Sandy Denn: Oh, it is. It is. I had people ask me at one time when I was alone on the farm here, “Well, why don’t you just sell the whole thing and move to the city? Get a nice little condo,” and blah, blah, blah.” I say, “You really don’t understand country living. I’m not civilized enough to live in town.”

Jim Morris: The one and only Sandy Denn, you are awesome. If you head North of Sacramento this time of the year, you might still see harvesters working rice fields. However, you have through winter to see beautiful, boisterous snow geese that were the perfect name for Sandy and Wally’s farm. And as photographer Sharron Barker points out, these birds can provide an unforgettable memory if you know what to look for.

Sharron Barker: When they’re going to fly out to feed for the evening, huge numbers will be in a pond and all of a sudden, they’ll be calling each other, and you know something’s going to happen. They start moving around, and I’m there with my camera and all of a sudden, a mass of white will just fly up in front of you, and the sound is amazing. It’s like a miracle of nature. It’s just a beautiful thing to witness.Jim Morris: The wildlife refuges in our area are phenomenal. Take your family and friends this fall or winter. You won’t regret it. In fact, you can go to podcast.calrice.org and we will have information on local refuges. That’ll wrap up this episode of Ingrained. Thanks to all of those at Snow Goose Farms, Sandy, Wally, the corgis: Dieter, Kyra, and Glynnis. We also appreciate help from Sharron Barker, Page Design, Social Crows, Unearth Digital Media, and Kurt Richter.

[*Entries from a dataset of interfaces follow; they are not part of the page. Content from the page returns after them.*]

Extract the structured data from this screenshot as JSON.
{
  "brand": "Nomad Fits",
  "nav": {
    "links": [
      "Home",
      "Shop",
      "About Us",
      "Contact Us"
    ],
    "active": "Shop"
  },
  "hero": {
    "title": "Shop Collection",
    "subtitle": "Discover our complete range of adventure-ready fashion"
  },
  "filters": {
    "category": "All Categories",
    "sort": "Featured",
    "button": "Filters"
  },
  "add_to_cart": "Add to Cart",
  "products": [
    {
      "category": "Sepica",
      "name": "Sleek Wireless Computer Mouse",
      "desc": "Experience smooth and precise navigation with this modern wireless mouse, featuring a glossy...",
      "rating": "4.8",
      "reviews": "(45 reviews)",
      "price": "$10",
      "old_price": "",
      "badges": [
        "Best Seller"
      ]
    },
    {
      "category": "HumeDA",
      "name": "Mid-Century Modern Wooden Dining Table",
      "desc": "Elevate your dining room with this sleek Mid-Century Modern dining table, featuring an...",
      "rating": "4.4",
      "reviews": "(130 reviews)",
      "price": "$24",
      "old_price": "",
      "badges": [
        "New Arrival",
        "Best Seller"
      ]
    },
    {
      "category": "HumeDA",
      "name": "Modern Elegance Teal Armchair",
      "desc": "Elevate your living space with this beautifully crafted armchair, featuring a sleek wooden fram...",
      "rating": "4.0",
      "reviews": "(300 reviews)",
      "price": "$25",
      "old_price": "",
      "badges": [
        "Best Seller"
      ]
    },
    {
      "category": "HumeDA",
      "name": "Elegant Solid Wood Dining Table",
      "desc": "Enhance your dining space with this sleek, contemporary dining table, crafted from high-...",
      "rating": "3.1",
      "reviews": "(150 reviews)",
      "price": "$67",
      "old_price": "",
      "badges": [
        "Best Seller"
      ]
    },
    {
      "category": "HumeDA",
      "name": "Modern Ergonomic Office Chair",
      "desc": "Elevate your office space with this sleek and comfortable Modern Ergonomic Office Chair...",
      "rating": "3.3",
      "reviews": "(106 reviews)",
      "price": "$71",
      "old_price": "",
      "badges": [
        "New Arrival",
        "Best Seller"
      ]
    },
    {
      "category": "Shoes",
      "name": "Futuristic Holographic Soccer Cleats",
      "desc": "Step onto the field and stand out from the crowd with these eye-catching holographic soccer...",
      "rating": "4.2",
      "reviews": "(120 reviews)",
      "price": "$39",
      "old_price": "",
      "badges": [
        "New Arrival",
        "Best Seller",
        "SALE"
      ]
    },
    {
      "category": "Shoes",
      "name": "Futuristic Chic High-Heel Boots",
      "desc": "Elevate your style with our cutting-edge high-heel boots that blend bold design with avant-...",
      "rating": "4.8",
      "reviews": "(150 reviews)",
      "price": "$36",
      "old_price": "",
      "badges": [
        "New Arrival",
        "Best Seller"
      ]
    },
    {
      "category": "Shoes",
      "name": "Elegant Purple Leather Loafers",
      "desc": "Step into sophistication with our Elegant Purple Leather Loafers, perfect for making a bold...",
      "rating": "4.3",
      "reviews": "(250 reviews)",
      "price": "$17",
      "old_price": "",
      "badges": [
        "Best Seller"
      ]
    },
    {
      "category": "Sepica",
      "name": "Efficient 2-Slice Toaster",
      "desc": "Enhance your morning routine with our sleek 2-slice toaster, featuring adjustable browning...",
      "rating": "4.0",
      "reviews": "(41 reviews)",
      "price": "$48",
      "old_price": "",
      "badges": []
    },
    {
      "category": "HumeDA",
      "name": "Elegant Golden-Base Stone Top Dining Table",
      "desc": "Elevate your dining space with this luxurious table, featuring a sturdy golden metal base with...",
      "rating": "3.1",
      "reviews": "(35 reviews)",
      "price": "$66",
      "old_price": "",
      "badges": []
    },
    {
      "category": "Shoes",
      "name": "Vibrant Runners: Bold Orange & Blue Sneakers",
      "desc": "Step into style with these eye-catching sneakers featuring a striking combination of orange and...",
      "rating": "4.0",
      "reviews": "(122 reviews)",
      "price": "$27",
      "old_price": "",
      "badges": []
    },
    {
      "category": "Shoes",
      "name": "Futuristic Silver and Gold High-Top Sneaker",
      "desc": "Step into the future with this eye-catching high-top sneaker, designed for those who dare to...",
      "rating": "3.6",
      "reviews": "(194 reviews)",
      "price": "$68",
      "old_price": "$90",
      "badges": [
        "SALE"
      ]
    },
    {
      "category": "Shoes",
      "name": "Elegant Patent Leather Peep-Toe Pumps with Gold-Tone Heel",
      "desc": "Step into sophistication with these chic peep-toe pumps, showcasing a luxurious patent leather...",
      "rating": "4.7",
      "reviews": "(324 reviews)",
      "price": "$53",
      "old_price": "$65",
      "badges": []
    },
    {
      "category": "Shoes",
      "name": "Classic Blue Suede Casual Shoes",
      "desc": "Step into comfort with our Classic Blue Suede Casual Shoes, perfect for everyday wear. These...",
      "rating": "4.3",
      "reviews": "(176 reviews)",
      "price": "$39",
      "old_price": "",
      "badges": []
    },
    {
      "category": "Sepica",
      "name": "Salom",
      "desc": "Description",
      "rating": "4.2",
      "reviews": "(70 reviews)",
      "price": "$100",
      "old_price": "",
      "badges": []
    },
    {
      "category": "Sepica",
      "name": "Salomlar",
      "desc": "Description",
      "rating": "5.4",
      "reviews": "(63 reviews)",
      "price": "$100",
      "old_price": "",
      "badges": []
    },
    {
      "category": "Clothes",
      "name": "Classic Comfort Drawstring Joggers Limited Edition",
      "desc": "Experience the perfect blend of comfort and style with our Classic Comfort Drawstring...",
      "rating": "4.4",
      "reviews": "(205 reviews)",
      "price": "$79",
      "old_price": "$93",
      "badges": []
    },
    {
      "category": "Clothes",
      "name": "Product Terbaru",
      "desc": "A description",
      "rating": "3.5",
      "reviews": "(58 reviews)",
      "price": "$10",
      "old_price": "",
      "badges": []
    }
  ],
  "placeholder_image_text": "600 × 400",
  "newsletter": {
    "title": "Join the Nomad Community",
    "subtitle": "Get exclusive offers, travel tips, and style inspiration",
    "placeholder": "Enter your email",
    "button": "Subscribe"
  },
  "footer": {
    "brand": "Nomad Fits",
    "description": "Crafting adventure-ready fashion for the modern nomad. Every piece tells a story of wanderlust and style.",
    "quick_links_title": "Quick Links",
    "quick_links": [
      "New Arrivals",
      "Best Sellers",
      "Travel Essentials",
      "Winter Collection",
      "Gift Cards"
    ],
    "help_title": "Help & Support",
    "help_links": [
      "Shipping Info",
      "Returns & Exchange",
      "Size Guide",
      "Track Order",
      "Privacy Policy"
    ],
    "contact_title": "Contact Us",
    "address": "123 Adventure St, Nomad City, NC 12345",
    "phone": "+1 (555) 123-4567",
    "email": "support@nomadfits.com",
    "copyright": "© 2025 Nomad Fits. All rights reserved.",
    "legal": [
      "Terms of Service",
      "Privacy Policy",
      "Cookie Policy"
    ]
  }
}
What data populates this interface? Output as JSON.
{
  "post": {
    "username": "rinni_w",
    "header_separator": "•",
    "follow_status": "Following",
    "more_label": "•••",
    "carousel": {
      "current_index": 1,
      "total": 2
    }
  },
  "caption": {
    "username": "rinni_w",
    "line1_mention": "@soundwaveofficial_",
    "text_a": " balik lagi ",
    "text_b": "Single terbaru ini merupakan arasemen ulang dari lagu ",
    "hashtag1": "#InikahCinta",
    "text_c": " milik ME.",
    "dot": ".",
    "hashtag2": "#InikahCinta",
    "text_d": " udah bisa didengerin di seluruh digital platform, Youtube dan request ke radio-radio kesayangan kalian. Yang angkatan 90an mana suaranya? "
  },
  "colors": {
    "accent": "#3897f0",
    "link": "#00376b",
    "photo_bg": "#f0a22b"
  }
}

Again, you can go to podcast.calrice.org to leave feedback and questions. We welcome all of those. Thanks for listening.